START Input records

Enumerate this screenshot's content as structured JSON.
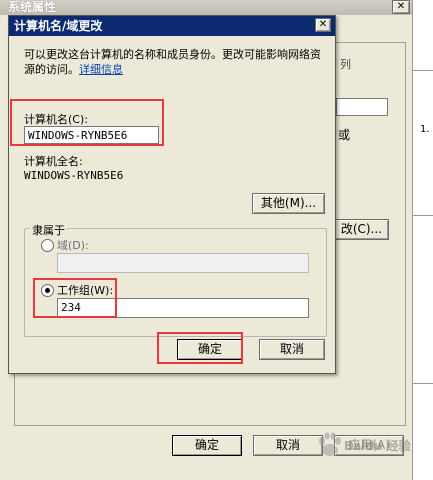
{
  "parent_window": {
    "title": "系统属性",
    "close_glyph": "✕",
    "side_text_or": "或",
    "side_number": "1.",
    "side_button_suffix": "改(C)...",
    "ok_label": "确定",
    "cancel_label": "取消",
    "apply_label": "应用(A)"
  },
  "dialog": {
    "title": "计算机名/域更改",
    "close_glyph": "✕",
    "description": "可以更改这台计算机的名称和成员身份。更改可能影响网络资源的访问。",
    "details_link": "详细信息",
    "computer_name_label": "计算机名(C):",
    "computer_name_value": "WINDOWS-RYNB5E6",
    "full_name_label": "计算机全名:",
    "full_name_value": "WINDOWS-RYNB5E6",
    "more_button": "其他(M)...",
    "member_of_label": "隶属于",
    "domain_label": "域(D):",
    "domain_value": "",
    "workgroup_label": "工作组(W):",
    "workgroup_value": "234",
    "ok_label": "确定",
    "cancel_label": "取消"
  },
  "watermark": "Baidu 经验",
  "colors": {
    "titlebar": "#0b2a6f",
    "dialog_bg": "#ece9d8",
    "highlight": "#e8383d",
    "link": "#0645ad"
  }
}
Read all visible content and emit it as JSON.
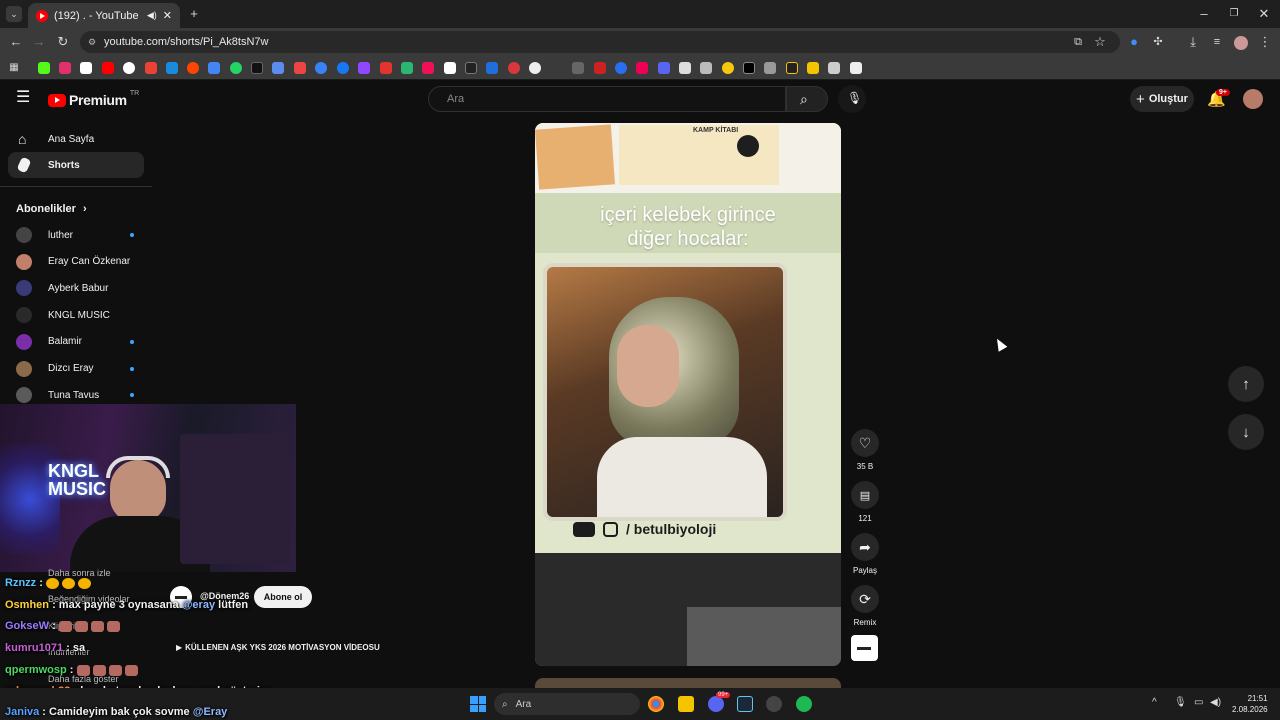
{
  "browser": {
    "tab_title": "(192) . - YouTube",
    "url": "youtube.com/shorts/Pi_Ak8tsN7w",
    "new_tab": "+"
  },
  "youtube": {
    "logo_text": "Premium",
    "logo_region": "TR",
    "search_placeholder": "Ara",
    "create_label": "Oluştur",
    "notification_count": "9+"
  },
  "sidebar": {
    "home": "Ana Sayfa",
    "shorts": "Shorts",
    "subscriptions_title": "Abonelikler",
    "subscriptions": [
      {
        "name": "luther",
        "color": "#444444",
        "new": true
      },
      {
        "name": "Eray Can Özkenar",
        "color": "#c0806a",
        "new": false
      },
      {
        "name": "Ayberk Babur",
        "color": "#3a3a7a",
        "new": false
      },
      {
        "name": "KNGL MUSIC",
        "color": "#2a2a2a",
        "new": false
      },
      {
        "name": "Balamir",
        "color": "#7a2ea8",
        "new": true
      },
      {
        "name": "Dizcı Eray",
        "color": "#8a6a4a",
        "new": true
      },
      {
        "name": "Tuna Tavus",
        "color": "#5a5a5a",
        "new": true
      }
    ],
    "hidden_items": [
      "Daha sonra izle",
      "Beğendiğim videolar",
      "Klipleriniz",
      "İndirilenler",
      "Daha fazla göster"
    ]
  },
  "short": {
    "overlay_text_line1": "içeri kelebek girince",
    "overlay_text_line2": "diğer hocalar:",
    "social_handle": "/ betulbiyoloji",
    "banner_text": "KAMP KİTABI",
    "channel_handle": "@Dönem26",
    "subscribe_label": "Abone ol",
    "title": "KÜLLENEN AŞK YKS 2026 MOTİVASYON VİDEOSU"
  },
  "actions": {
    "likes": "35 B",
    "comments": "121",
    "share": "Paylaş",
    "remix": "Remix"
  },
  "stream_overlay": {
    "logo_line1": "KNGL",
    "logo_line2": "MUSIC",
    "chat": [
      {
        "user": "Rznzz",
        "msg": "",
        "color": "#59c4ff"
      },
      {
        "user": "Osmhen",
        "msg": "max payne 3 oynasana",
        "mention": "@eray",
        "tail": "lütfen",
        "color": "#ffd23f"
      },
      {
        "user": "GokseW",
        "msg": "",
        "color": "#9b7bff"
      },
      {
        "user": "kumru1071",
        "msg": "sa",
        "color": "#c85fd6"
      },
      {
        "user": "qpermwosp",
        "msg": "",
        "color": "#4cd964"
      },
      {
        "user": "orhanmyb33",
        "msg": "bu chat ne kanka ben nasıl göstericе",
        "color": "#ff8a3d"
      },
      {
        "user": "Janiva",
        "msg": "Camideyim bak çok sovme",
        "mention": "@Eray",
        "color": "#5aa0ff"
      }
    ]
  },
  "taskbar": {
    "search": "Ara",
    "time": "21:51",
    "date": "2.08.2026",
    "discord_badge": "99+"
  }
}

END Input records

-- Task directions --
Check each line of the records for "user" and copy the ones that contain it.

-- Final answer --
        "user": "Rznzz",
        "user": "Osmhen",
        "user": "GokseW",
        "user": "kumru1071",
        "user": "qpermwosp",
        "user": "orhanmyb33",
        "user": "Janiva",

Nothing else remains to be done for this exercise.